    Lots of stuff you can do.

    And to add a new block? Just call dispatch and have a reducer. Blockchain-redux handles the rest :)

    Next steps

    Still have to resolve a few TODO comments around block conflicts. What happens if your network is slow and you add blocks locally that other clients haven't seen and you get blocks from the outside world that conflict? Which do you pick?

    I'm not sure yet.

    Plus I really want to move away from Firebase. That's gonna be fun.

    Join me next Sunday as we continue exploring this experiment.

    Did you enjoy this article?

    Published on April 10th, 2018 in blockchain, Front End, Livecoding, react, redux,

    Learned something new?
    Want to become an expert?

    Here's how it works πŸ‘‡

    Leave your email and I'll send you thoughtfully written emails every week about React, JavaScript, and your career. Lessons learned over 20 years in the industry working with companies ranging from tiny startups to Fortune5 behemoths.

    Join Swizec's Newsletter

    And get thoughtful letters πŸ’Œ on mindsets, tactics, and technical skills for your career. Real lessons from building production software. No bullshit.

    "Man, love your simple writing! Yours is the only newsletter I open and only blog that I give a fuck to read & scroll till the end. And wow always take away lessons with me. Inspiring! And very relatable. πŸ‘Œ"

    ~ Ashish Kumar

    Join 15,161+ engineers just like you already growing their careers with my emails, workshops, books, and courses.

    ⭐️⭐️⭐️⭐️✨
    4.5 stars average rating

    Have a burning question that you think I can answer? Hit me up on twitter and I'll do my best.

    Who am I and who do I help? I'm Swizec Teller and I turn coders into engineers with "Raw and honest from the heart!" writing. No bullshit. Real insights into the career and skills of a modern software engineer.

    Want to become a true senior engineer? Take ownership, have autonomy, and be a force multiplier on your team. The Senior Engineer Mindset ebook can help πŸ‘‰ swizec.com/senior-mindset. These are the shifts in mindset that unlocked my career.

    Curious about Serverless and the modern backend? Check out Serverless Handbook, for frontend engineers πŸ‘‰ ServerlessHandbook.dev

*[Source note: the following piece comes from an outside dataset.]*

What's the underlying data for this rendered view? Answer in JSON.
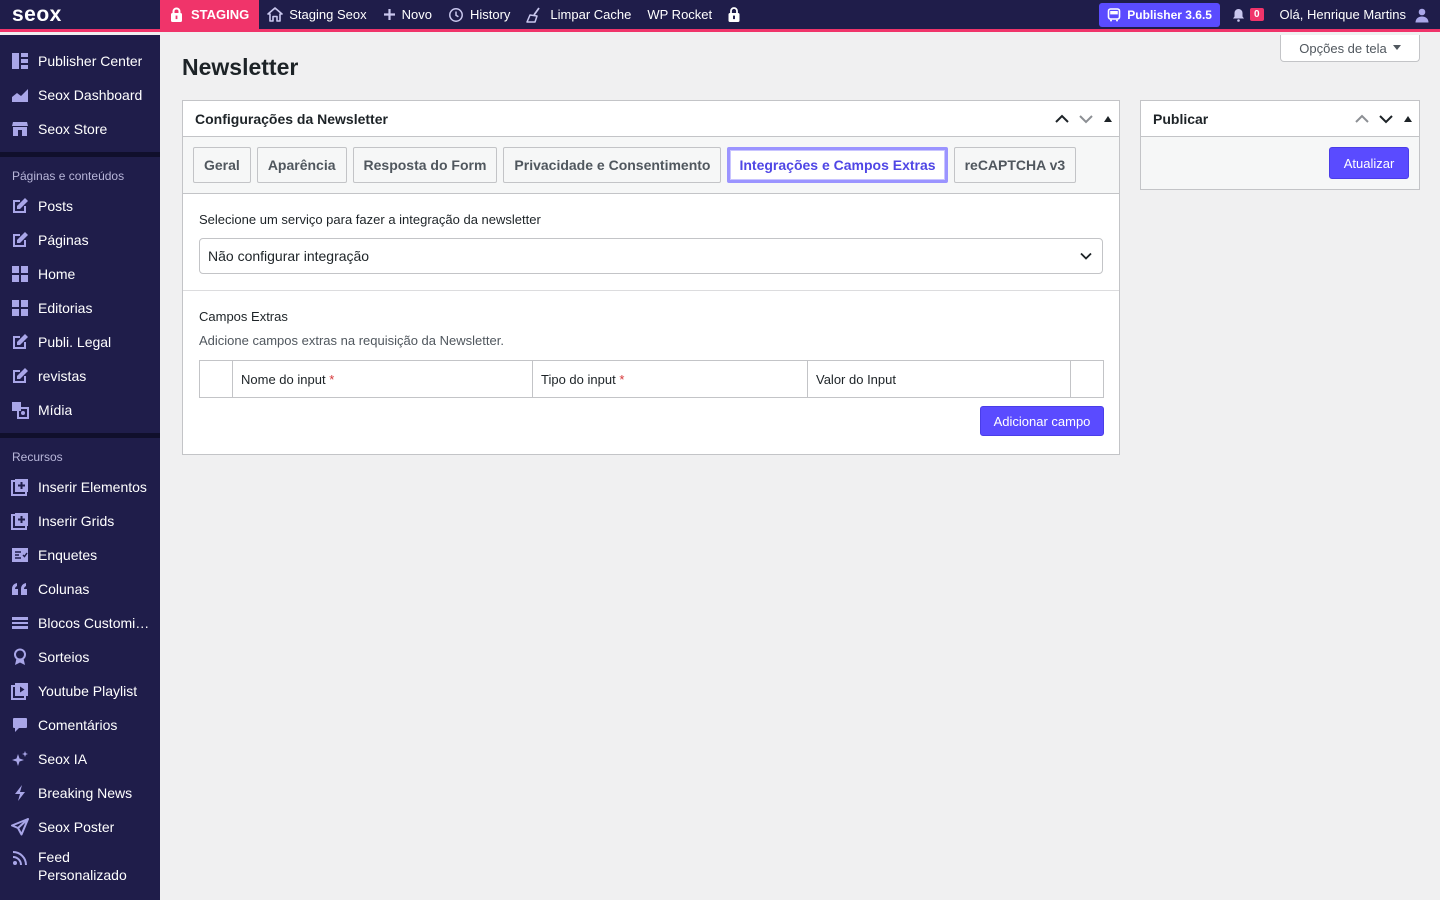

    Want to Stop copy pasting D3 examples and create data visualizations of your own? Learn how to build scalable dataviz React components your whole team can understand with React for Data Visualization

    Want to get my best emails on JavaScript, React, Serverless, Fullstack Web, or Indie Hacking? Check out swizec.com/collections

    Want to brush up on modern JavaScript syntax? Check out my interactive cheatsheet: es6cheatsheet.com

    Did someone amazing share this letter with you? Wonderful! You can sign up for my weekly letters for software engineers on their path to greatness, here: swizec.com/blog

    Want to brush up on your modern JavaScript syntax? Check out my interactive cheatsheet: es6cheatsheet.com

    By the way, just in case no one has told you it yet today: I love and appreciate you for who you are ❀️

    Created by Swizec with ❀️